  5. Egg commented on Mar 28

    I had another nice comment but the antispam filter has blocked it. Surprising! You must have rather creative filtering rules. Perhaps you can let us know in vague terms some of the more basic ones: post too long? keywords? I used “Hawaii” and “XYZ” as metaphors but removing them didn’t help… in short I have no idea why my post was blocked. It doesn’t remotely resemble any spam I’ve ever seen.

  6. Just-One commented on Mar 28

    Hey Egg,
    You wrote … “Big Oil has actively worked against the open development of alternative energy and from the beginning long ago has worked towards oil dependence and monopoly. … what is happening is in its essence a systemic form of price-gouging.”

    When exploration and development companies can routinely lease minerals and drill wells for 10% of the well’s production value and when production pays back the investment in about a year, why should they use shareholder equity to set up alternative energy processes that will take five years or more to payback the related investment. Maybe you think they should be stupid for your perceived “greater good,” but I doubt investors would stand for it.
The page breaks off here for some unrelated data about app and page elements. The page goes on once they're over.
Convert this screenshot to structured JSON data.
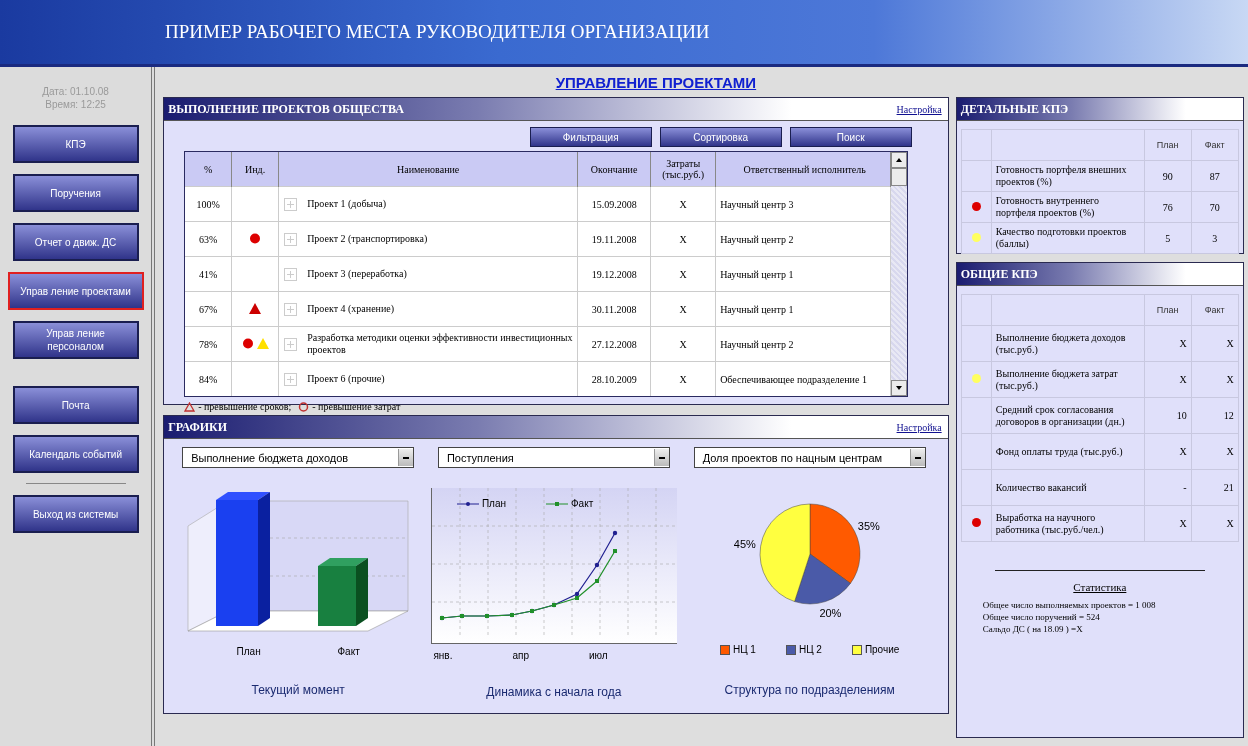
{
  "header": {
    "title": "ПРИМЕР РАБОЧЕГО МЕСТА РУКОВОДИТЕЛЯ ОРГАНИЗАЦИИ"
  },
  "sidebar": {
    "date": "Дата: 01.10.08",
    "time": "Время: 12:25",
    "groups": [
      {
        "divider": false,
        "buttons": [
          {
            "label": "КПЭ",
            "selected": false
          },
          {
            "label": "Поручения",
            "selected": false
          },
          {
            "label": "Отчет о движ. ДС",
            "selected": false
          },
          {
            "label": "Управ ление проектами",
            "selected": true
          },
          {
            "label": "Управ ление персоналом",
            "selected": false
          }
        ]
      },
      {
        "divider": true,
        "buttons": [
          {
            "label": "Почта",
            "selected": false
          },
          {
            "label": "Календаль событий",
            "selected": false
          }
        ]
      },
      {
        "divider": false,
        "buttons": [
          {
            "label": "Выход из системы",
            "selected": false
          }
        ]
      }
    ]
  },
  "page_title": "УПРАВЛЕНИЕ ПРОЕКТАМИ",
  "projects": {
    "title": "ВЫПОЛНЕНИЕ ПРОЕКТОВ ОБЩЕСТВА",
    "settings_link": "Настройка",
    "buttons": [
      "Фильтрация",
      "Сортировка",
      "Поиск"
    ],
    "columns": [
      "%",
      "Инд.",
      "Наименование",
      "Окончание",
      "Затраты (тыс.руб.)",
      "Ответственный исполнитель"
    ],
    "rows": [
      {
        "percent": "100%",
        "indicators": [],
        "name": "Проект 1 (добыча)",
        "end": "15.09.2008",
        "cost": "X",
        "owner": "Научный центр 3"
      },
      {
        "percent": "63%",
        "indicators": [
          {
            "kind": "circle",
            "color": "#dd0000"
          }
        ],
        "name": "Проект 2 (транспортировка)",
        "end": "19.11.2008",
        "cost": "X",
        "owner": "Научный центр 2"
      },
      {
        "percent": "41%",
        "indicators": [],
        "name": "Проект 3 (переработка)",
        "end": "19.12.2008",
        "cost": "X",
        "owner": "Научный центр 1"
      },
      {
        "percent": "67%",
        "indicators": [
          {
            "kind": "triangle",
            "color": "#cc0000"
          }
        ],
        "name": "Проект 4 (хранение)",
        "end": "30.11.2008",
        "cost": "X",
        "owner": "Научный центр 1"
      },
      {
        "percent": "78%",
        "indicators": [
          {
            "kind": "circle",
            "color": "#dd0000"
          },
          {
            "kind": "triangle",
            "color": "#ffe000"
          }
        ],
        "name": "Разработка методики оценки эффективности инвестиционных проектов",
        "end": "27.12.2008",
        "cost": "X",
        "owner": "Научный центр 2"
      },
      {
        "percent": "84%",
        "indicators": [],
        "name": "Проект 6 (прочие)",
        "end": "28.10.2009",
        "cost": "X",
        "owner": "Обеспечивающее подразделение 1"
      }
    ],
    "legend": [
      {
        "kind": "triangle",
        "text": "- превышение сроков;"
      },
      {
        "kind": "circle",
        "text": "- превышение затрат"
      }
    ]
  },
  "charts": {
    "title": "ГРАФИКИ",
    "settings_link": "Настройка",
    "dropdowns": [
      "Выполнение бюджета доходов",
      "Поступления",
      "Доля проектов по нацным центрам"
    ],
    "bar_labels": [
      "План",
      "Факт"
    ],
    "bar_caption": "Текущий момент",
    "line_legend": [
      "План",
      "Факт"
    ],
    "line_xlabels": [
      "янв.",
      "апр",
      "июл"
    ],
    "line_caption": "Динамика с начала года",
    "pie": {
      "chart_data": {
        "type": "pie",
        "categories": [
          "НЦ 1",
          "НЦ 2",
          "Прочие"
        ],
        "series": [
          {
            "values": [
              35,
              20,
              45
            ]
          }
        ],
        "value_labels": [
          "35%",
          "20%",
          "45%"
        ],
        "legend": "bottom"
      },
      "slices": [
        {
          "color": "#ff5a00"
        },
        {
          "color": "#4a5aa8"
        },
        {
          "color": "#ffff40"
        }
      ]
    },
    "pie_caption": "Структура по подразделениям"
  },
  "detailed_kpi": {
    "title": "ДЕТАЛЬНЫЕ КПЭ",
    "columns": [
      "План",
      "Факт"
    ],
    "rows": [
      {
        "name": "Готовность портфеля внешних проектов (%)",
        "plan": "90",
        "fact": "87"
      },
      {
        "name": "Готовность внутреннего портфеля проектов (%)",
        "plan": "76",
        "fact": "70",
        "color": "#dd0000"
      },
      {
        "name": "Качество подготовки проектов (баллы)",
        "plan": "5",
        "fact": "3",
        "color": "#ffff60"
      }
    ]
  },
  "general_kpi": {
    "title": "ОБЩИЕ КПЭ",
    "columns": [
      "План",
      "Факт"
    ],
    "rows": [
      {
        "name": "Выполнение бюджета доходов  (тыс.руб.)",
        "plan": "X",
        "fact": "X"
      },
      {
        "name": "Выполнение бюджета затрат (тыс.руб.)",
        "plan": "X",
        "fact": "X",
        "color": "#ffff60"
      },
      {
        "name": "Средний срок согласования договоров  в организации (дн.)",
        "plan": "10",
        "fact": "12"
      },
      {
        "name": "Фонд оплаты труда (тыс.руб.)",
        "plan": "X",
        "fact": "X"
      },
      {
        "name": "Количество вакансий",
        "plan": "-",
        "fact": "21"
      },
      {
        "name": "Выработка на научного работника (тыс.руб./чел.)",
        "plan": "X",
        "fact": "X",
        "color": "#dd0000"
      }
    ]
  },
  "statistics": {
    "title": "Статистика",
    "lines": [
      "Общее число выполняемых проектов = 1 008",
      "Общее число поручений = 524",
      "Сальдо ДС ( на 18.09 ) =X"
    ]
  }
}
    The market works fairly well so if profits are so egregious, why don’t you and a few of your smart buddies quit griping and start competing. The world would love renewable energy if it is really more cost effective and rewarding than fossil options. Let me know if you have a real plan … I’ll help you.

  7. Joe Klein’s conscience commented on Mar 28

    Did you not read any of BR’s posts yesterday? He actually talked about the CNBC/Bloomberg problem that you describe.

  8. Loren Steffy commented on Mar 28

    BizLinks | 3.28.08

    New labor rules make some fear decline in work force Houston economy leads nation, but it’s slowing a bit Chase mortgage memo pushes ‘Cheats Tricks’ Fisher of Fed Sees U.S. Economy in `Prolonged’ Slowdown Clear Channel: Texas hold…

  9. steve commented on Mar 28

    Texas GDP is 20% larger then all of India…


    Texas major industry is health care, agriculture for the entire US of A is 1% of the economy,,, I forget the rest… I do better with transcripts.. He didn’t seem to negative except for the “normal” fears… SS & Medicare

  10. attobuoy commented on Mar 28

    Fisher is wearing a white collar on a blue shirt. Is that a banker’s standard? It looks way silly. Little boy blue, should I trust you with my money?

  11. randy commented on Mar 28

    time to haul out my pitchfork and torch. someone should just walk up and slug that banker in the effing face.

  12. Donny commented on Mar 28

    Too bad I can’t watch it! Despite these archaic media giants actions to remain in the past, I WILL NOT GO BACK TO A WINDOWS BASED PC!

  13. Barry Green commented on Mar 28


    I’m not necessarily all-in with Egg’s thoughts on Big Oil & Big Pharma, however if you think our “free-market” system is simply about competition on a level playing field, you are obviously asleep. It is not hard for the powers that be to shut down good ideas, good people, good businesses that could greatly benefit society- it happens all the time, all in the name of “competition.”

    I always have Dwight D Eisenhower’s parting words as President ringing in the back of my head… beware the military industrial complex. The US spends over $1 trillion a year on defense related items, and that is “out of whack” big time. If things get bad enough, people will start to question. The post-WWII industrial/consumer era needs to evolve into the next stage of cultural/societal evolution or we implode. This shift is happening, but why is all this money and influence poured into the pockets of our leaders? For the sake of what?

Posted Under